The Laxey Wheel is one of those iconic tourist attractions that can turn out to be a bit rubbish when you finally visit them. I'll admit to not being that bothered about it on any previous trips to the Isle of Man. On my first time on the island I'd wandered in and taken a look, even going so far as to climb to the axle level before bottling out. From a distance the wheel is very impressive – at 77 feet in diameter and painted red to stand out from the white brickwork it could hardly fail to be. Perhaps the slightly “twee” painting didn't do anything for me, I like my industrial plant to be grubby and used, not chocolate box pretty.
It was a nice day and I was in Laxey so I fancied another go. The memory of stopping half way up the climb niggled me and I felt there was unfinished business. It was the same with the Eiffel Tower – reached the second level on a school trip at 12 but for the next 15 years wanted to go back and make it to the top.
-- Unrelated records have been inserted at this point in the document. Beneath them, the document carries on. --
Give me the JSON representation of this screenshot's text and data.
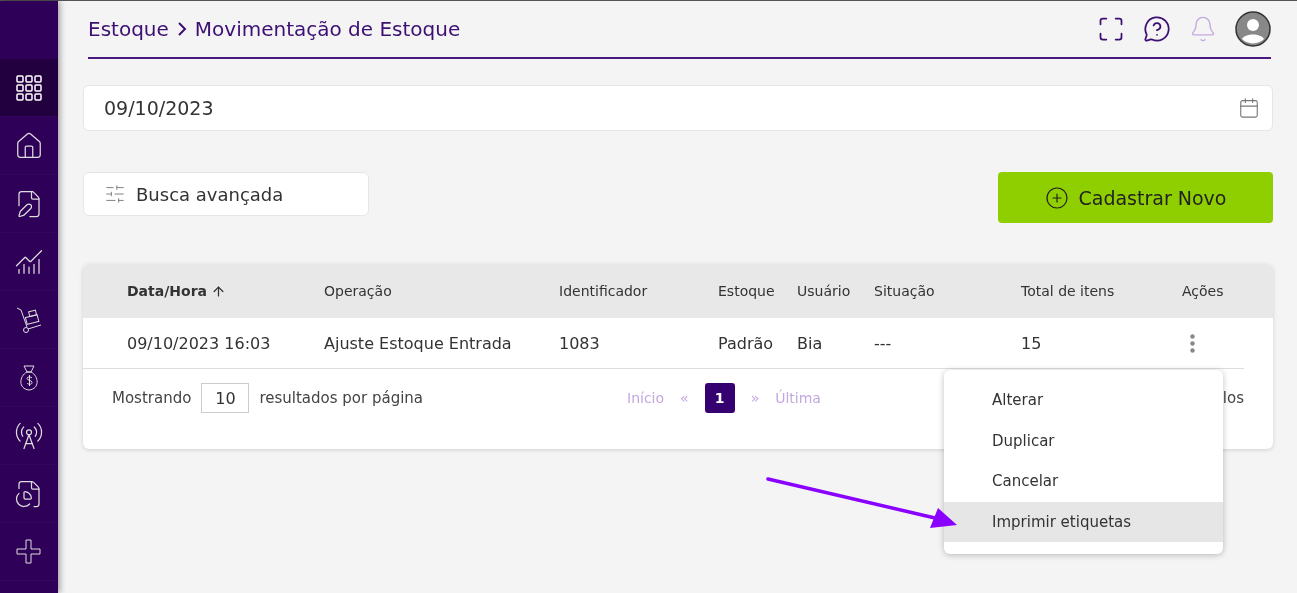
{
  "sidebar": {
    "items": [
      {
        "kind": "grid",
        "selected": true
      },
      {
        "kind": "home",
        "selected": false
      },
      {
        "kind": "document",
        "selected": false
      },
      {
        "kind": "chart",
        "selected": false
      },
      {
        "kind": "cart",
        "selected": false
      },
      {
        "kind": "money",
        "selected": false
      },
      {
        "kind": "antenna",
        "selected": false
      },
      {
        "kind": "report",
        "selected": false
      },
      {
        "kind": "cross",
        "selected": false
      }
    ]
  },
  "breadcrumb": [
    "Estoque",
    "Movimentação de Estoque"
  ],
  "date_field": {
    "value": "09/10/2023"
  },
  "search_button": "Busca avançada",
  "new_button": "Cadastrar Novo",
  "table": {
    "columns": [
      {
        "label": "Data/Hora",
        "sorted": true
      },
      {
        "label": "Operação",
        "sorted": false
      },
      {
        "label": "Identificador",
        "sorted": false
      },
      {
        "label": "Estoque",
        "sorted": false
      },
      {
        "label": "Usuário",
        "sorted": false
      },
      {
        "label": "Situação",
        "sorted": false
      },
      {
        "label": "Total de itens",
        "sorted": false
      },
      {
        "label": "Ações",
        "sorted": false
      }
    ],
    "rows": [
      {
        "cells": [
          "09/10/2023 16:03",
          "Ajuste Estoque Entrada",
          "1083",
          "Padrão",
          "Bia",
          "---",
          "15"
        ]
      }
    ]
  },
  "footer": {
    "showing": "Mostrando",
    "page_size": "10",
    "per_page": "resultados por página",
    "pages": [
      {
        "label": "Início",
        "kind": "link"
      },
      {
        "label": "«",
        "kind": "link"
      },
      {
        "label": "1",
        "kind": "page",
        "selected": true
      },
      {
        "label": "»",
        "kind": "link"
      },
      {
        "label": "Última",
        "kind": "link"
      }
    ],
    "total": "los"
  },
  "menu": [
    {
      "label": "Alterar",
      "selected": false
    },
    {
      "label": "Duplicar",
      "selected": false
    },
    {
      "label": "Cancelar",
      "selected": false
    },
    {
      "label": "Imprimir etiquetas",
      "selected": true
    }
  ]
}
To reach the wheel you have to climb up the valley from the station. This makes a large structure even more imposing and it certainly looks bigger than you expect having viewed it from a distance. It's original purpose was to power the pumps keeping the lead mines dry. Man has no coal deposits but an abundance of water (quite an abundance as I write...) so hyro-power makes good economic sense and explains why the Manx kept on developing it when the mainland had moved overs to Mr Newcomons invention. The mines were up to 2000 feet deep at one point so needed a lot of pumping.
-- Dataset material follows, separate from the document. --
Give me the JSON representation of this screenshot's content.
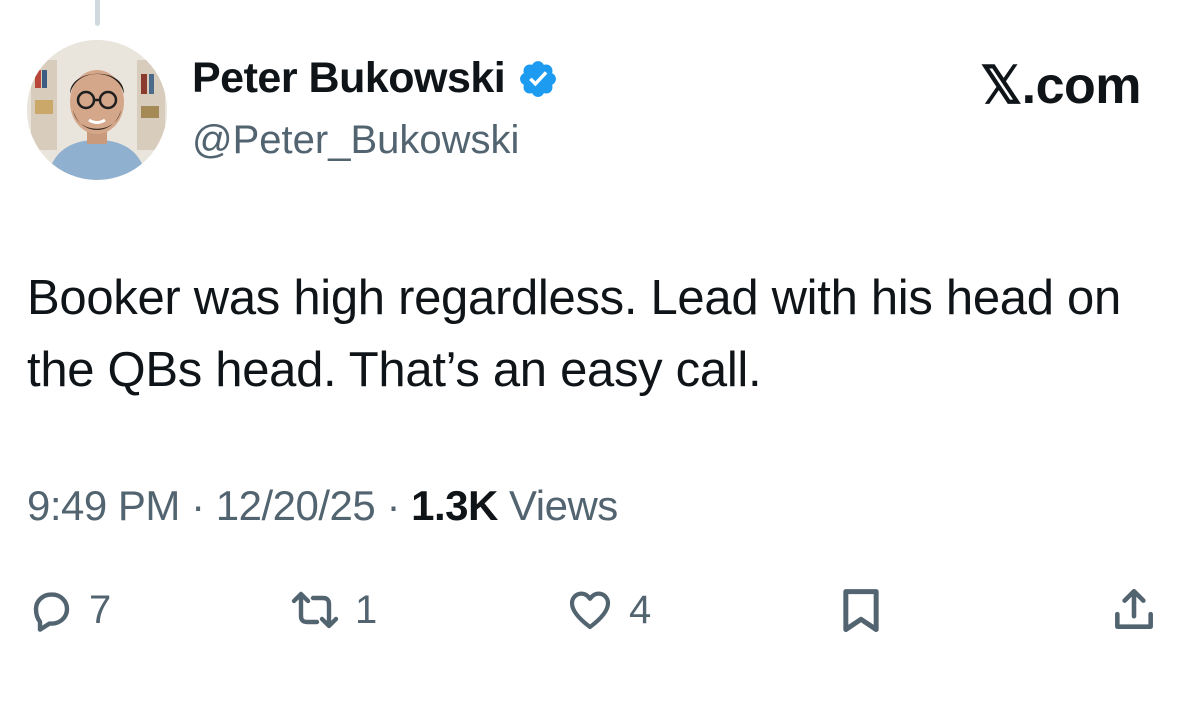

The pumps are driven by a long crank rod that moved around 10 feet every time the wheel revolves. This, more than the wheel, fascinated me when I first saw it. The huge square wooden rod is carried on a long viaduct and terminates on a T-rocker where it would have been attached to the pump.
All journeys start with a single step and heading up the wheel is the same. The first steps are reasonably easy and straight. They take you to a balcony level with the central axle. This is where I made my mistake on the first visit, I watched the wheel. It is mesmerising as it rotates at around 3 rpm but it also fills your field of vision. I can't claim to be good with heights but buildings aren't usually too bad for me. When most of the building is rotating – then I get the willies. This time I ignored the wheel.
The next steps are a spiral staircase around the tower carrying water to the top of the wheel. They aren't wide but there is a handrail to seperate you from death. This was fine for the first rotation but at the start of the second the designer ended up with the a beam bisecting the airspace you need for your head. Short people will be fine. Some of us have to read the sign and duck down to squeeze under. Many people stop at this point but sheer bloody-mindedness made me press on for another rotation up to the top.
The balcony at the top is lovely. Solid, not shaky and wide enough to walk down the centre without touching the handrails. I know you'd expect anyone with vertigo to hang on to the rails for grim death but that meant going near the edge and I preferred not to. I also preferred to ignore that bit of my brain that way telling me that I was walking on a wooden platform sticking out over the top of the huge wheel. I know there are struts to support this but it is an old building and you can never be too sure how good the maintainance has been.
The view from the top is magnificent. Along the valley you see the course of the river that provides the power. Behind there is the crank rod transferring power to the pump. To the left and right, hard surfaces that my vertigious brain said meant death so I didn't look at them much. And below is the noise of rushing water and the wheel rotating. Nice.
You can watch a video of the wheel here.
Going down is harder than going up if you want to do it in a controlled way. That beam half way down the steps had obviously been lowered by some joker while I was up there, or at least that's what it felt like.
Back at the bottom I walked some of the mine trail, at least as far as the T-rocker. It's hard to believe that 100 years ago the verdant land of the valley was basically a factory floor. The plants have replaced dirt and grime from the mine and ore processing activities. The hundreds of men, women and children who worked there are no more. Reading the information boards it it hard for the modern visitor to understand what made people chose to crawl down dark and dangerous mine shafts every day. I might not like a 100 foot climb up the wheel but I'd like a series for 150 foot ladders going down into the dark.
The wheel has a fairly typical story behind it's survival. The Manx have never been that good with heritage despite relying on tourism as the mainstay of the islands economy for many decades. Despite being a major attraction the wheel was allowed to decay until a builder, Edwin Kneale, leased it while the rest of the mine equipment were being sold for scrap. He restored and offered it as a tourst attraction for nearly 30 year before the Manx Government bought it and took over responsibility. Without his actions Lady Isabella would have followed the Lady after whom it is named into the past. People would have said, "How wonderful if the wheel was still ther" but once gone these things don't come back. Amazingly the Government still allows attractions to fall into disrepair. This year most of the Manx Electric railway is out of action for repairs. The tourist board is considering dropping the production of the annual brochure that provides over 50% of the trade for the hotels and guest houses too...
Wikipedia information on the Laxey Wheel
Photos in Flickr